PROFESSOR MCCLENNAN: I don't just understand him. I am him. What's in him is in me.
Take a look at the first paragraph of Josie Kafka's fine review of episode 407, 'Wallflower':
"In one of the most famous passages of Hegel’s Phenomenology of Spirit, geist encounters another, and the interchange between the two results in geist evolving into a more mature being through the encounter and the struggle for dominance it creates. No man, as Donne says, is an island. We must be recognized to recognize ourselves. We must recognize others in order to understand our relation to them and to the world we inhabit."
The last sentence has far-reaching ramifications for all the Fringe characters who, I believe, will be majorly affected by a dark version of someone in the episodes to come, and the chaos that ensues from that.
More Foreshadowing In This Episode
1) After our Olivia exits McClennan's hopsital room, she ponders his last words about hope:
MCCLENNAN:You know what they say. That even when it's the darkest, we can step into the light.
OLIVIA: He knows what she taught him, but he can't remember who she is. How is that possible?

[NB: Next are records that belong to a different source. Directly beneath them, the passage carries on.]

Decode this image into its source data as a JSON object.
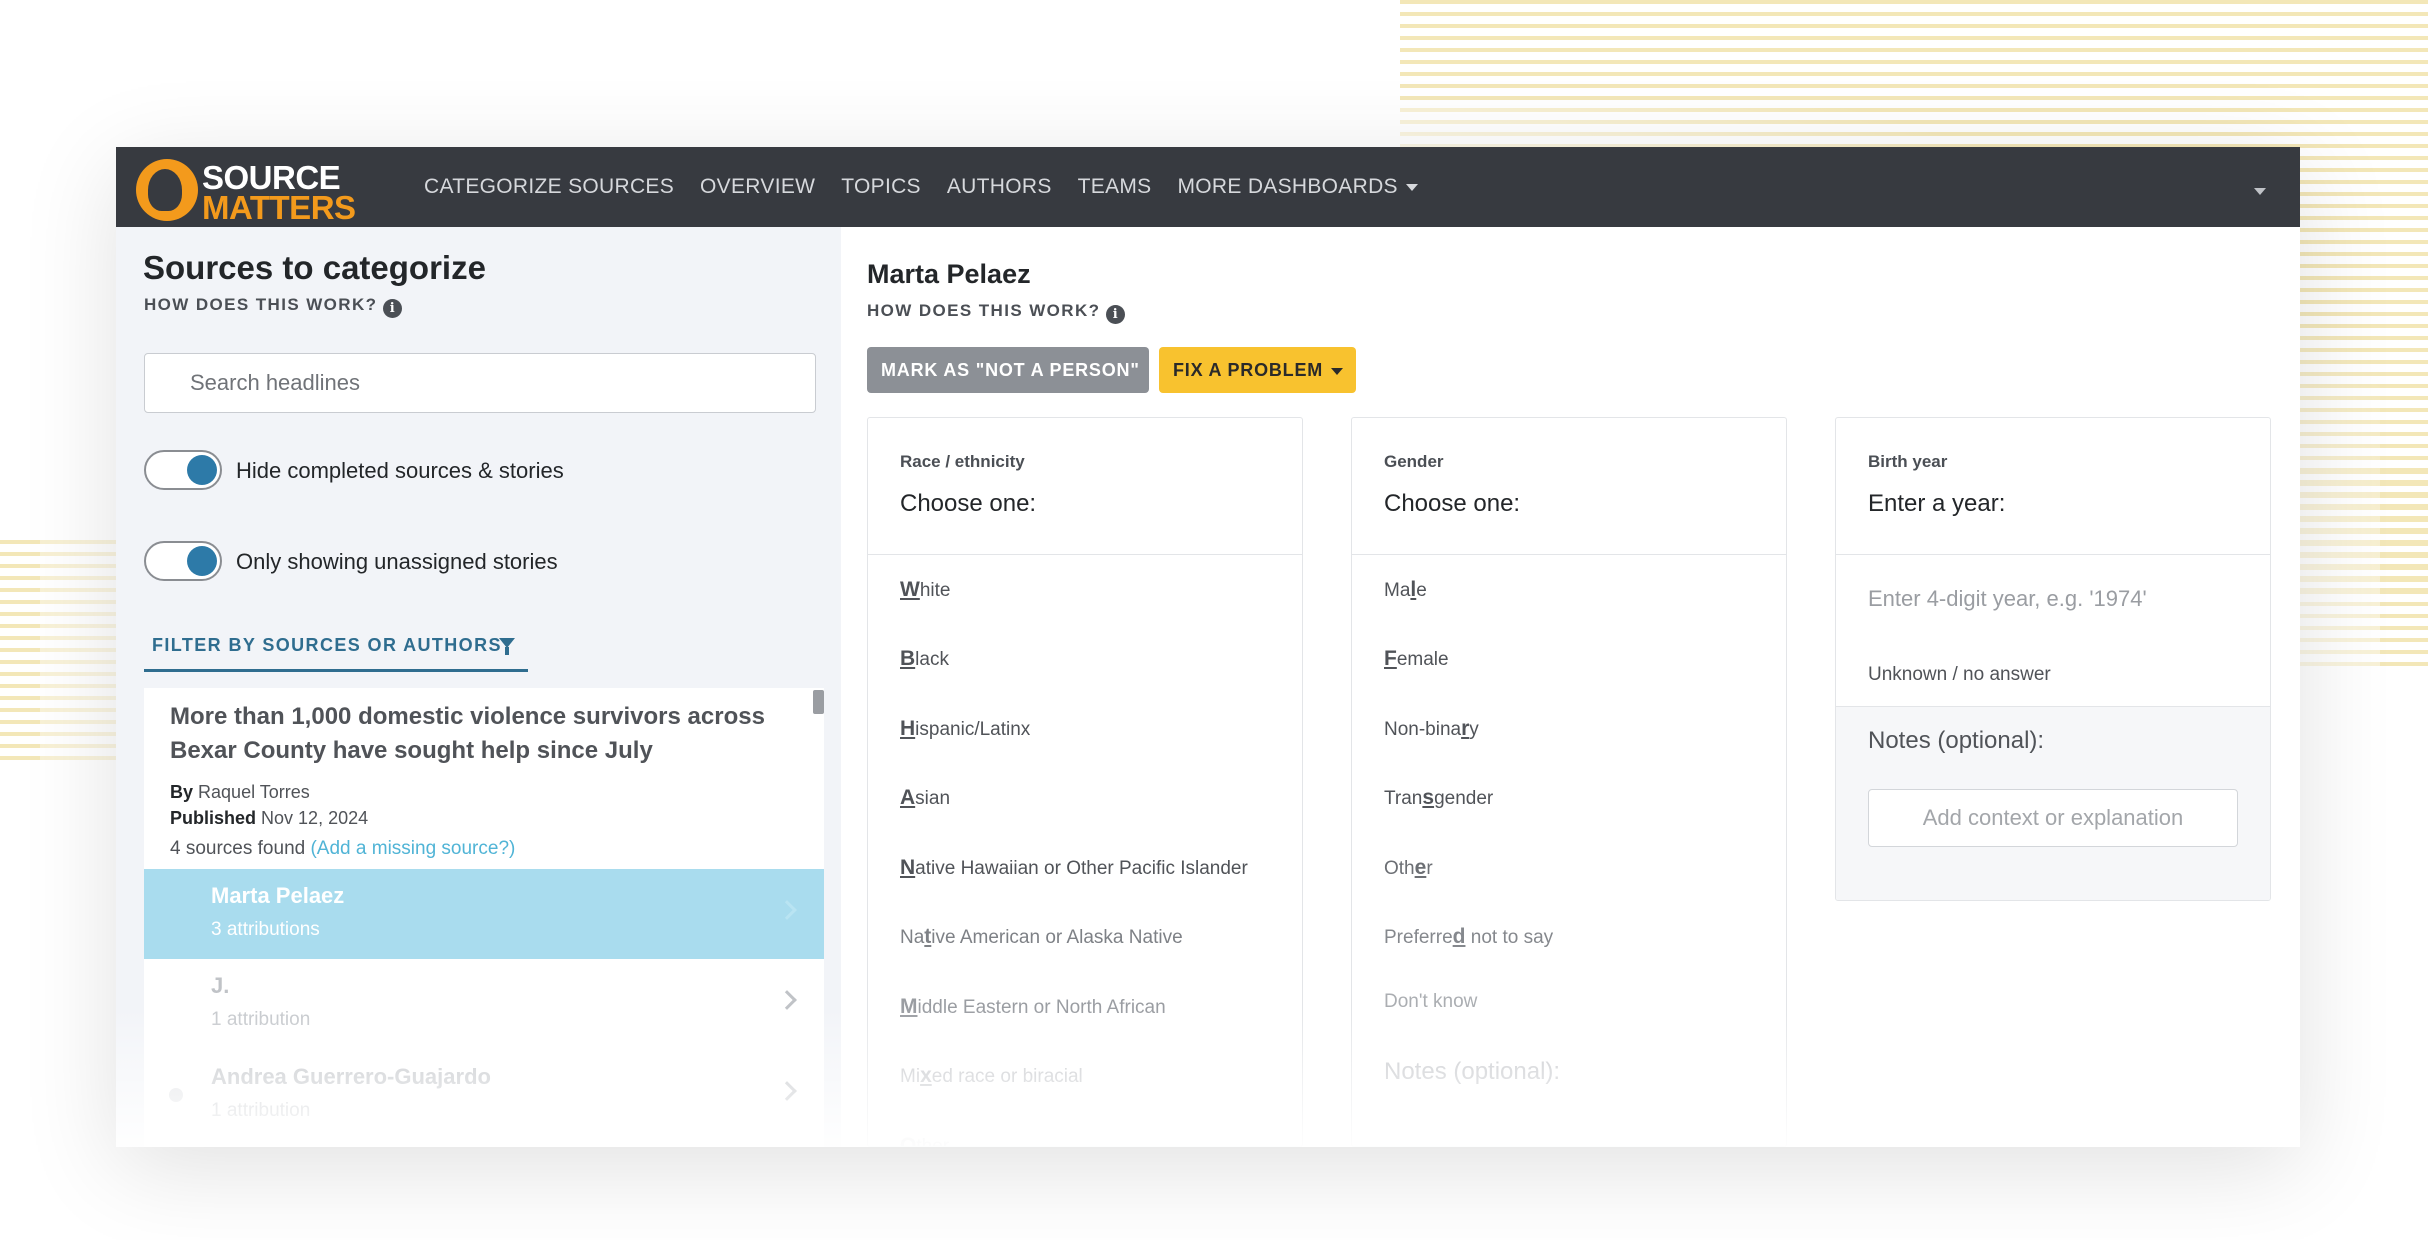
{
  "brand": {
    "logo_line1": "SOURCE",
    "logo_line2": "MATTERS",
    "accent_color": "#f39a1c",
    "navbar_color": "#373a40"
  },
  "nav": {
    "items": [
      "CATEGORIZE SOURCES",
      "OVERVIEW",
      "TOPICS",
      "AUTHORS",
      "TEAMS"
    ],
    "more": "MORE DASHBOARDS"
  },
  "left": {
    "title": "Sources to categorize",
    "how": "HOW DOES THIS WORK?",
    "search_placeholder": "Search headlines",
    "toggles": [
      {
        "label": "Hide completed sources & stories",
        "on": true
      },
      {
        "label": "Only showing unassigned stories",
        "on": true
      }
    ],
    "filter_label": "FILTER BY SOURCES OR AUTHORS",
    "story": {
      "title": "More than 1,000 domestic violence survivors across Bexar County have sought help since July",
      "by_label": "By",
      "author": "Raquel Torres",
      "published_label": "Published",
      "date": "Nov 12, 2024",
      "sources_found": "4 sources found",
      "add_link": "(Add a missing source?)"
    },
    "sources": [
      {
        "name": "Marta Pelaez",
        "count": "3 attributions"
      },
      {
        "name": "J.",
        "count": "1 attribution"
      },
      {
        "name": "Andrea Guerrero-Guajardo",
        "count": "1 attribution"
      }
    ]
  },
  "main": {
    "person": "Marta Pelaez",
    "how": "HOW DOES THIS WORK?",
    "mark_button": "MARK AS \"NOT A PERSON\"",
    "fix_button": "FIX A PROBLEM",
    "race": {
      "label": "Race / ethnicity",
      "prompt": "Choose one:",
      "options": [
        {
          "pre": "",
          "key": "W",
          "post": "hite"
        },
        {
          "pre": "",
          "key": "B",
          "post": "lack"
        },
        {
          "pre": "",
          "key": "H",
          "post": "ispanic/Latinx"
        },
        {
          "pre": "",
          "key": "A",
          "post": "sian"
        },
        {
          "pre": "",
          "key": "N",
          "post": "ative Hawaiian or Other Pacific Islander"
        },
        {
          "pre": "Na",
          "key": "t",
          "post": "ive American or Alaska Native"
        },
        {
          "pre": "",
          "key": "M",
          "post": "iddle Eastern or North African"
        },
        {
          "pre": "Mi",
          "key": "x",
          "post": "ed race or biracial"
        },
        {
          "pre": "",
          "key": "O",
          "post": "ther"
        }
      ]
    },
    "gender": {
      "label": "Gender",
      "prompt": "Choose one:",
      "options": [
        {
          "pre": "Ma",
          "key": "l",
          "post": "e"
        },
        {
          "pre": "",
          "key": "F",
          "post": "emale"
        },
        {
          "pre": "Non-bina",
          "key": "r",
          "post": "y"
        },
        {
          "pre": "Tran",
          "key": "s",
          "post": "gender"
        },
        {
          "pre": "Oth",
          "key": "e",
          "post": "r"
        },
        {
          "pre": "Preferre",
          "key": "d",
          "post": " not to say"
        },
        {
          "pre": "Don't know",
          "key": "",
          "post": ""
        }
      ],
      "notes_label": "Notes (optional):"
    },
    "birth": {
      "label": "Birth year",
      "prompt": "Enter a year:",
      "input_placeholder": "Enter 4-digit year, e.g. '1974'",
      "unknown": "Unknown / no answer",
      "notes_label": "Notes (optional):",
      "notes_placeholder": "Add context or explanation"
    }
  }
}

BROYLES: At the risk of sounding sentimental...I've always thought there were people who leave an indelible mark on your soul. An imprint that can never be erased.
I believe this is foreshadowing of Peter Bishop, and his leaving an imprint on every one of our Fringe characters.

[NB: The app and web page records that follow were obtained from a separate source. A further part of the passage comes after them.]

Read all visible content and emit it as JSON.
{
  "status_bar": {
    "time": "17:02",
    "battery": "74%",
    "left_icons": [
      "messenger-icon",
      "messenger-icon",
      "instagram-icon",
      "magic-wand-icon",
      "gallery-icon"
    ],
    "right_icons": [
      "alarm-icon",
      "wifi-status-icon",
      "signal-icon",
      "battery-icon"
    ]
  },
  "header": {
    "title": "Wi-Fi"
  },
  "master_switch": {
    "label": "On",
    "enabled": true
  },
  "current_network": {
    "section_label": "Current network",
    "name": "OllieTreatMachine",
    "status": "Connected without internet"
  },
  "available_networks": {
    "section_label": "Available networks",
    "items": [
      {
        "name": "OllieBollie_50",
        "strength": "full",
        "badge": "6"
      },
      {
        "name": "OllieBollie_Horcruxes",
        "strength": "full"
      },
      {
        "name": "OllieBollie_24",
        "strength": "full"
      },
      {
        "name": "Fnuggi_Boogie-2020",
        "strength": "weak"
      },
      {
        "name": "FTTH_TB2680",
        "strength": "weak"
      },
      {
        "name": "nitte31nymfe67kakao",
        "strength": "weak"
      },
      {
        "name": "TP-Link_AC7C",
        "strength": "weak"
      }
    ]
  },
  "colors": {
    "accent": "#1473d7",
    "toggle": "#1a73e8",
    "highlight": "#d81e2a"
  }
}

Also, switch Olivia's words around 180 degrees:
"She knows what he taught her, but she can't remember who he is. How is that possible?"

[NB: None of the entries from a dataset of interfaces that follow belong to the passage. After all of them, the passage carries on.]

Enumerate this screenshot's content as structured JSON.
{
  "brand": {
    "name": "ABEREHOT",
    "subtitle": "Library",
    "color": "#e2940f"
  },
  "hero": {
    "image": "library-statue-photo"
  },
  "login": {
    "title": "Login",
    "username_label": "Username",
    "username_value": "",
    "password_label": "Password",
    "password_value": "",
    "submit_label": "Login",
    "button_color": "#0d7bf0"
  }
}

It may be a stretch, but I believe this is the real message the writers are leaving us with here. And again, it's referencing Olivia's inability to remember Peter Bishop.
2) In this episode, serial killer John McClennan says:
"I took her from him. I shouldn't have. She made him... feel for them. What have I done to all of them? (disoriented) Margery? What have I done?"(shoots himself.)
Is there a deeper meaning to these words? Suddently, Olivia is viewed as 'Margery,' so who is symbolic of 'Tortured John' then? Without getting into spoiler territory, could this be foreshadowing for one of the characters from either universe?
Some Nice Touches In This Episode
I do want to mention a couple things that make one smile while watching 'One Night In October.'
1) Our John McClennan assumes the tranquilizer the Fringe Team is going to give him is via injection. In familiar Fringe fashion, he unbuttons his dress shirt to his elbow. We anticipate another of those giant, old -fashioned needles at least one of the showrunners must fancy, but the agent hands John a vial with an amber liquid, and we all stop cringing.
2) Serial killer John McClennan sits watching a mother and daughter from an outside table, while he sips his Starbuck's tea (Remember there's barely any coffee Over There.) The daughter goes to the rest room by herself and we are so sure she's the unlucky person McClennan will snatch. But the daughter returns to an empty van, and it's then we realize McClennan has kidnapped the mother instead. Nope, not another morbid child abduction in this episode.
3) There is a scene where Walter is sitting way back in his chair listening to Mozart via an incredibly loud bank of speakers that is reminiscent of an old Maxwell cassette tape episode. http://www.youtube.com/watch?v=-DP89iMe0BY
4) Serial killer John McClennan hooking the probe into the back of his skull, an adorable callback to Dr. Nayak in 205, 'Dream Logic,' who did the same thing. But here in 402 we get to see neon blue fluid running through coils to McClennan's victims' brains. A nice touch that will help us always to remember this episode.
Yup, 402's a keeper.